Moving sale, everything must go!
Everything must go? Okay, but do we really have to? We just got here.
shouldn’t have come here.” A parrot-like voice greets them from rows
of bottles and candy. A two-note electric bell agrees in a sad, belated
welcome. Al’s Liquor is a true Ali Baba’s cave of alcohol,
walls covered in liquid ambers, emeralds and rubies, refracting the
light, keeping it imprisoned.
“Don’t mind, Grandpa,” says Al, “he’s harmless.”
But the clinking of the bottles comes from the belly of the store to contest this allegation.
probably the only shopkeeper in the neighborhood who doesn’t mind
breaking five-dollar Lincolns into laundry quarters. Oren picks up the
papers, Nasia goes among the racks to investigate.
“I shouldn’t have come here.” The voice leads her deeper into the dark, away from refrigerators filled with beer wrapped in cold luminescence. She knows what it’s saying. It’s cold here, intentions and thoughts stored away behind thick glass doors, nothing relayed, nothing passed on except looks, glances, people communicating in a language of nuisance, not a language of necessity, a supermarket existence with emotions packaged in plastic vacuum, frozen, dehydrated. What are you people thinking, you can’t microwave yourself into feeling when you just happen to feel like it!
The voice turns into cough when Nasia corners it between fruit-flavored vodkas and martini mixes to discover it belongs to a four-foot old man clad in clean white. Sleeves of his shirt are too short, making his arms, his fingers and hands appear even more odd, gnarled, knotted, monkey-like as he skillfully sorts bottles of wine in the obviously wrong section of the store.
“This is my punishment.” The old soul chants, white cap plugged with his brown skull shaking. “For selling poison to the children.”
“That’s not true, Grandpa.” Al winks at Oren. “We never sold liquor to kids.”
“Yes we did, Ali, yes we did, all of them are children of Allah.” Grandpa wipes his nose with a handkerchief he could fly off on.
led a shameful life.” He whispers to Nasia. “And this is a horrible
place, I can see that now.”

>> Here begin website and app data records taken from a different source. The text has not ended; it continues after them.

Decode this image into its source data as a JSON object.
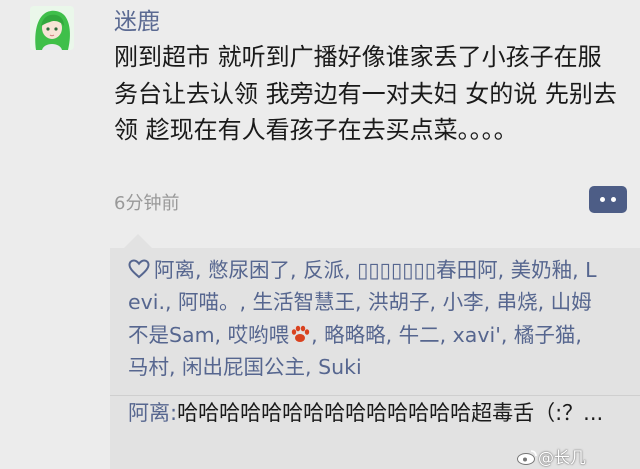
{
  "post": {
    "author": "迷鹿",
    "body": "刚到超市 就听到广播好像谁家丢了小孩子在服务台让去认领 我旁边有一对夫妇 女的说 先别去领 趁现在有人看孩子在去买点菜。。。。",
    "time": "6分钟前"
  },
  "likes": {
    "text": "阿离, 憋尿困了, 反派, ▯▯▯▯▯▯▯春田阿, 美奶釉, Levi., 阿喵。, 生活智慧王, 洪胡子, 小李, 串烧, 山姆不是Sam, 哎哟喂",
    "text_after_emoji": ", 略略略, 牛二, xavi', 橘子猫, 马村, 闲出屁国公主, Suki"
  },
  "comment": {
    "author": "阿离:",
    "text": "哈哈哈哈哈哈哈哈哈哈哈哈哈哈超毒舌（:？..."
  },
  "watermark": {
    "text": "@长几"
  },
  "colors": {
    "background": "#ececec",
    "name": "#5b6a92",
    "link": "#56668f",
    "more_button": "#4d5d86",
    "paw": "#d9421f"
  }
}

Then he scurries away pushing an empty cardboard box with his feet. Nasia follows. Oren’s waiting, papers in one hand, change in the other, when the old one runs into him.

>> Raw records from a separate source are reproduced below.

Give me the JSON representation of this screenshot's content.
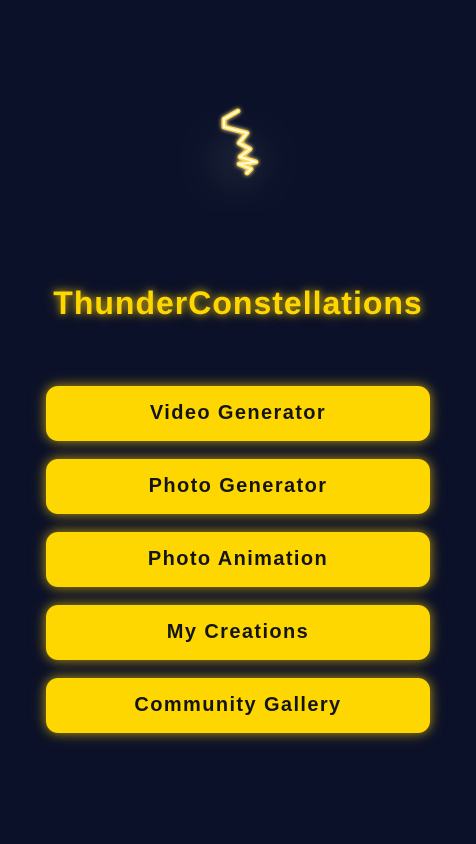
{
  "app": {
    "title": "ThunderConstellations",
    "logo_icon": "lightning-bolt-icon",
    "accent_color": "#ffd700",
    "background_color": "#0b1129"
  },
  "menu": {
    "items": [
      {
        "label": "Video Generator"
      },
      {
        "label": "Photo Generator"
      },
      {
        "label": "Photo Animation"
      },
      {
        "label": "My Creations"
      },
      {
        "label": "Community Gallery"
      }
    ]
  }
}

“Horrible, horrible place. Tell me the truth, are all women in your country as beautiful as she is?” Nasia is right behind him. The old man looks up impatiently; his eyes pouched blind as egg whites, dead under the thick film of cataract. He explains. “It’s time I leave America.”
“Do you think we should start drinking?” Oren asks once they’re outside. “Do you think it would help us with our writing?”
She gives him a blank stare, then moves ahead of him. “I think you should call your mother.”